Agbleke's family moved from Togo to the United States when he was 13. He became a naturalized citizen, served with the Ohio Army National Guard and is now in the Army Reserve. Agbleke received a bachelor's degree in criminal justice from The University of Cincinnati in 2011.
With aspirations of one day working in policy development at the State Department, Agbleke says that landing an internship focusing on political and economic policy at the embassy in Togo was a great next step toward his ultimate goal and gave him a chance to witness diplomacy firsthand.
"What I like about studying international relations at Seton Hall is how challenging the program is. The professors are always pushing us to read more, write more and refine our own analysis," he explains. "However, nothing beats having field experience where you are comparing, contrasting and applying your readings and the discussions you had in class. This is where, as a master's student, you can better understand a particular thesis and have an opportunity to help solve a problem. I would challenge any student to get out of the classroom and test what you are reading and learning to see if it holds up when dealing with present day issues."
During his internship, Agbleke worked on a variety of projects. He analyzed the problem of wildlife trafficking in Togo and highlighted the country's conservation efforts. He also put together a waste management and sanitation project proposal, in which a locally-based NGO will teach high school students about the value of recycling and reusing certain materials so that they can promote environmental programs in their communities. Agbleke also assisted a team of representatives from the U.S. Agency for International Development who are launching a Peace Building Network project in Northern Togo.

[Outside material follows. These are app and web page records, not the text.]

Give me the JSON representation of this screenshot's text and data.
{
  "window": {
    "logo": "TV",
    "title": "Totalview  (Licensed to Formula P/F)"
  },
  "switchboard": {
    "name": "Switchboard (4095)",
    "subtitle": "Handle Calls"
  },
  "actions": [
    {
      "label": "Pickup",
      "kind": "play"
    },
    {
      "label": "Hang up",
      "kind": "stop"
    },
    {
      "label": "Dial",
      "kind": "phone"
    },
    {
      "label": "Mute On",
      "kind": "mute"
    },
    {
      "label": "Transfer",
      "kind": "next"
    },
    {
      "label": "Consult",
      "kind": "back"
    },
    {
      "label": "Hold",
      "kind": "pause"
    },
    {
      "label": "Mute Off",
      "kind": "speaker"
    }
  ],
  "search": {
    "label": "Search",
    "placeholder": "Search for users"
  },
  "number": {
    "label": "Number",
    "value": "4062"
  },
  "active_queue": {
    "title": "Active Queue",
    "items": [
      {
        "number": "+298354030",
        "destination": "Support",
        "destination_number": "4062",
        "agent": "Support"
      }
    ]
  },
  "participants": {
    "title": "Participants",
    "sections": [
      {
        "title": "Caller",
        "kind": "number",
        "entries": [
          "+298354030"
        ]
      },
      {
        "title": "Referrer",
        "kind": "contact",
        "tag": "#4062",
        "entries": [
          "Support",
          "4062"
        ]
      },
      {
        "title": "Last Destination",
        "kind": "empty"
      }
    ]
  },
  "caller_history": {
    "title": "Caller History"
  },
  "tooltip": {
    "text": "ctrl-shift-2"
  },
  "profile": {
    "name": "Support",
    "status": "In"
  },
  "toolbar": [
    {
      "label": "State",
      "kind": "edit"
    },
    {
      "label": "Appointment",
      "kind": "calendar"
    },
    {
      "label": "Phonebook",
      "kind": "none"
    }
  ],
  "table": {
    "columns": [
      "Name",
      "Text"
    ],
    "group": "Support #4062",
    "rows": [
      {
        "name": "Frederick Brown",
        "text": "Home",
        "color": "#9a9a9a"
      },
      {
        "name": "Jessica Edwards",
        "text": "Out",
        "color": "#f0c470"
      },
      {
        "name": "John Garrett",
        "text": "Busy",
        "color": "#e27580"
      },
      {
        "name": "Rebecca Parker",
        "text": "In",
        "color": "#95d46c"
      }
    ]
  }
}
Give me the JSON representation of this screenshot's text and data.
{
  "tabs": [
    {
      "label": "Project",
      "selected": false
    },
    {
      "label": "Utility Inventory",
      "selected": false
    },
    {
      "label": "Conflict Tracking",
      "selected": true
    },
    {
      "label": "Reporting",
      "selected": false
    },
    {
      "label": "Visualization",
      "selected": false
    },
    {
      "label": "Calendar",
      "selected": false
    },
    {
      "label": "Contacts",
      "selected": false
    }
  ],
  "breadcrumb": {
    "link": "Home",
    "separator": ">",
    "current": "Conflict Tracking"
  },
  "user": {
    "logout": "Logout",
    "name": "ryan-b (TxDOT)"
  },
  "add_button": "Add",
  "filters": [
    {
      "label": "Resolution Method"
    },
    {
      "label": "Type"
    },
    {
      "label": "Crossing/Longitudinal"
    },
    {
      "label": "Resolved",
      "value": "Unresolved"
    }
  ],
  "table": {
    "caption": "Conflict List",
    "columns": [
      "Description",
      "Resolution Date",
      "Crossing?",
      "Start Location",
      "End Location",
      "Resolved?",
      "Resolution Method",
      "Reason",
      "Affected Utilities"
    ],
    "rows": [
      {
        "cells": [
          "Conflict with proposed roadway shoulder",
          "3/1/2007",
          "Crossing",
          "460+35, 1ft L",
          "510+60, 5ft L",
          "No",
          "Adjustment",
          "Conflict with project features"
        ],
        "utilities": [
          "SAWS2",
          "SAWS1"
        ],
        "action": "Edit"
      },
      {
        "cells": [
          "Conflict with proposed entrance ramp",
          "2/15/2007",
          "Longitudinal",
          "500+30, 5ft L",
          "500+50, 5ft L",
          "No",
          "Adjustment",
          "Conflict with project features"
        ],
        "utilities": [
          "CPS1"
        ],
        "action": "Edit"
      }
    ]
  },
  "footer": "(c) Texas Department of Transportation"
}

Agbleke says he was grateful for the chance to go back to Togo, explaining, "I believe that in order to know where you are going, it is imperative to remember where you come from and sometimes going back to the starting point will help you get your bearings straight." Agbleke said he was humbled by the experience of serving in the country's diplomatic corps. "There were many times I had to take a step back and take a moment to appreciate just how far God has brought me. I get a sense of accomplishment by serving others, which is why I chose to pursue a career in international relations – to leave the world I touch better than I found it."